- GPS tracking devices such as SPOT are not allowed in the race.
Sat Phones and/or EPRBs are allowed.
GPS units for navigation are allowed.
- All survival gear
(clothing, sleeping bags, etc.) for the McGrath
race must be carried from the start.
- You may take any route as long as you sign-in and sign-out of the
- No support crews!
- Media crews following an individual racer must be with an Alaska Ultra Sport guide!
- No outside assistance to advance up or down the trail.
(no snowmachine or airplane rides)
- Respect private property!
- Expendables only in drop bags!
(drop bags will not be
not bring bikes, sleds or skis inside checkpoints!
- Cyclists must start and finish with the same bike.
- Smiles, Thank-you's and Tips are appreciated at all check point
4 days from start to Fingerlake CP
5 days from start to Puntilla CP
6 days from start to Rohn CP
10 days from start to McGrath (350 mile)
30 days from start to Nome (1100 mile)
Missing Cut-off times at Fingerlake, Puntilla or Rohn does not mean disqualification but the racer will be responsible for their own food and lodging.
ON DROP BAGS:
Drop bags should be contractor garbage bags or tough stuff sacks. (The squirrels in Rohn enjoy sports drink powder and snacks)
Drop bags will not be returned!
Drop bags must be clearly labeled with racers name and drop
location, filled with your supplies and secured shut.
You may ship the closed bags to us in boxes.
(we will take them
out of the box for packing them into a ski plane).
You can share drop bags with another racer to limit waste.
You may have two 10 lbs (4.5 kg) drop bags.
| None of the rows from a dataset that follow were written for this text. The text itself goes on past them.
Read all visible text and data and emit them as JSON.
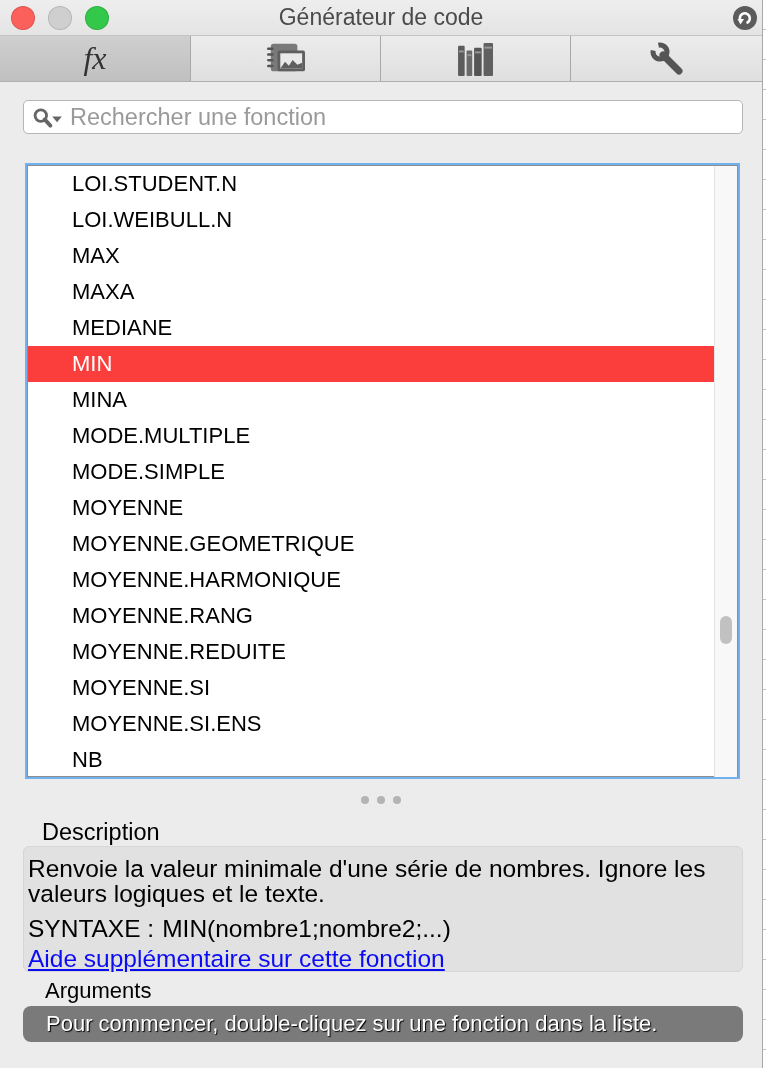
{
  "window": {
    "title": "Générateur de code",
    "controls": [
      {
        "kind": "close",
        "disabled": false
      },
      {
        "kind": "minimize",
        "disabled": true
      },
      {
        "kind": "zoom",
        "disabled": false
      }
    ]
  },
  "toolbar": {
    "tabs": [
      {
        "kind": "label",
        "label": "fx",
        "selected": true
      },
      {
        "kind": "media",
        "selected": false
      },
      {
        "kind": "books",
        "selected": false
      },
      {
        "kind": "wrench",
        "selected": false
      }
    ]
  },
  "search": {
    "placeholder": "Rechercher une fonction"
  },
  "function_list": {
    "items": [
      {
        "name": "LOI.STUDENT.N",
        "selected": false
      },
      {
        "name": "LOI.WEIBULL.N",
        "selected": false
      },
      {
        "name": "MAX",
        "selected": false
      },
      {
        "name": "MAXA",
        "selected": false
      },
      {
        "name": "MEDIANE",
        "selected": false
      },
      {
        "name": "MIN",
        "selected": true
      },
      {
        "name": "MINA",
        "selected": false
      },
      {
        "name": "MODE.MULTIPLE",
        "selected": false
      },
      {
        "name": "MODE.SIMPLE",
        "selected": false
      },
      {
        "name": "MOYENNE",
        "selected": false
      },
      {
        "name": "MOYENNE.GEOMETRIQUE",
        "selected": false
      },
      {
        "name": "MOYENNE.HARMONIQUE",
        "selected": false
      },
      {
        "name": "MOYENNE.RANG",
        "selected": false
      },
      {
        "name": "MOYENNE.REDUITE",
        "selected": false
      },
      {
        "name": "MOYENNE.SI",
        "selected": false
      },
      {
        "name": "MOYENNE.SI.ENS",
        "selected": false
      },
      {
        "name": "NB",
        "selected": false
      }
    ]
  },
  "description": {
    "heading": "Description",
    "text": "Renvoie la valeur minimale d'une série de nombres. Ignore les valeurs logiques et le texte.",
    "syntax_label": "SYNTAXE :",
    "syntax": "MIN(nombre1;nombre2;...)",
    "help_link": "Aide supplémentaire sur cette fonction"
  },
  "arguments": {
    "heading": "Arguments",
    "message": "Pour commencer, double-cliquez sur une fonction dans la liste."
  }
}
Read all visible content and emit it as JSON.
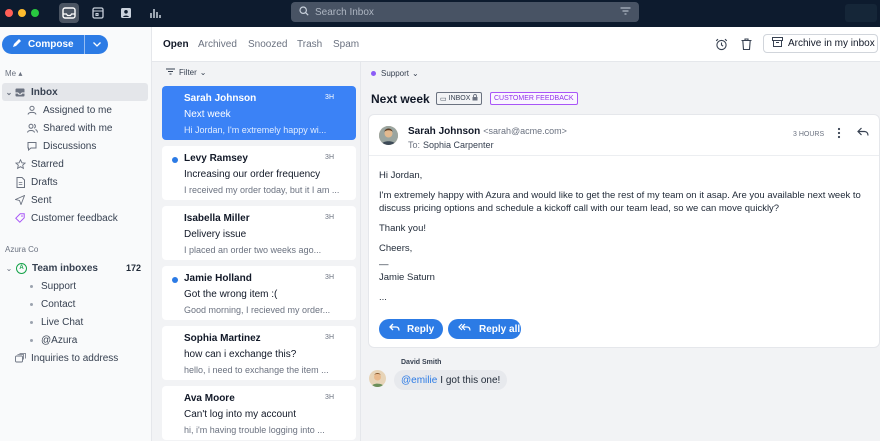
{
  "colors": {
    "accent": "#2c7be5",
    "titlebar": "#0d1b2e",
    "selected_card": "#3b82f6",
    "tag_purple": "#9333ea"
  },
  "search": {
    "placeholder": "Search Inbox"
  },
  "sidebar": {
    "compose_label": "Compose",
    "me_label": "Me",
    "items": [
      {
        "label": "Inbox",
        "icon": "inbox-icon"
      },
      {
        "label": "Assigned to me",
        "icon": "user-icon"
      },
      {
        "label": "Shared with me",
        "icon": "users-icon"
      },
      {
        "label": "Discussions",
        "icon": "chat-icon"
      },
      {
        "label": "Starred",
        "icon": "star-icon"
      },
      {
        "label": "Drafts",
        "icon": "draft-icon"
      },
      {
        "label": "Sent",
        "icon": "send-icon"
      },
      {
        "label": "Customer feedback",
        "icon": "tag-icon"
      }
    ],
    "org_label": "Azura Co",
    "team_inboxes": {
      "label": "Team inboxes",
      "count": "172",
      "badge": "A"
    },
    "team_items": [
      "Support",
      "Contact",
      "Live Chat",
      "@Azura"
    ],
    "inquiries": "Inquiries to address"
  },
  "tabs": [
    "Open",
    "Archived",
    "Snoozed",
    "Trash",
    "Spam"
  ],
  "archive_label": "Archive in my inbox",
  "filter_label": "Filter",
  "conversations": [
    {
      "name": "Sarah Johnson",
      "time": "3H",
      "subject": "Next week",
      "preview": "Hi Jordan, I'm extremely happy wi...",
      "unread": false
    },
    {
      "name": "Levy Ramsey",
      "time": "3H",
      "subject": "Increasing our order frequency",
      "preview": "I received my order today, but it I am ...",
      "unread": true
    },
    {
      "name": "Isabella Miller",
      "time": "3H",
      "subject": "Delivery issue",
      "preview": "I placed an order two weeks ago...",
      "unread": false
    },
    {
      "name": "Jamie Holland",
      "time": "3H",
      "subject": "Got the wrong item :(",
      "preview": "Good morning, I recieved my order...",
      "unread": true
    },
    {
      "name": "Sophia Martinez",
      "time": "3H",
      "subject": "how can i exchange this?",
      "preview": "hello, i need to exchange the item ...",
      "unread": false
    },
    {
      "name": "Ava Moore",
      "time": "3H",
      "subject": "Can't log into my account",
      "preview": "hi, i'm having trouble logging into ...",
      "unread": false
    }
  ],
  "pane": {
    "inbox_name": "Support",
    "title": "Next week",
    "tag_inbox": "INBOX",
    "tag_feedback": "CUSTOMER FEEDBACK",
    "message": {
      "from_name": "Sarah Johnson",
      "from_email": "<sarah@acme.com>",
      "to_label": "To:",
      "to_name": "Sophia Carpenter",
      "time": "3 HOURS",
      "greeting": "Hi Jordan,",
      "body": "I'm extremely happy with Azura and would like to get the rest of my team on it asap. Are you available next week to discuss pricing options and schedule a kickoff call with our team lead, so we can move quickly?",
      "thanks": "Thank you!",
      "closing": "Cheers,",
      "dash": "—",
      "signature": "Jamie Saturn",
      "ellipsis": "..."
    },
    "reply_label": "Reply",
    "reply_all_label": "Reply all",
    "comment": {
      "author": "David Smith",
      "mention": "@emilie",
      "text": "I got this one!"
    }
  }
}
One at Finger Lake and one at Rohn. For the Nome racers there is one 10 lbs drop bag for Cripple in even years and in the ghost town of Iditarod in odd years.
Drop bags are due in Anchorage at Alaska European B&B at 3107 Cottonwood St. by February 19, 2011 to insure delivery
to the checkpoints via ski plane.
A finish in one of these winter ultra races are qualifiers for the Iditarod Trail Invitational.
100 mile ultra race by bike, foot, ski and 50 K race in Alaska.
135 mile ultra race by bike, foot and ski on the Arrowhead Trail in Northern Minnesota.
White Mountains 100
100 mile bike, foot, ski ultra race in the White Mountains near Fairbanks, Alaska.
Sheep Mountain 150
New in 2010. 150 mile and 100 mile bike-only race at Sheep Mountain Lodge, Alaska.
We limit the amount of racers to 50 entries.
After a personal conversation by phone or email we accept a few new entries to this event every year.
If you have no previous winter ultra experience contact us about our winter training camps on the Iditarod Trail.
Looking forward to hear from you.
Bill & Kathi Merchant
racers and race organizers
© Alaska Ultra Sport LLC 2013. All rights reserved.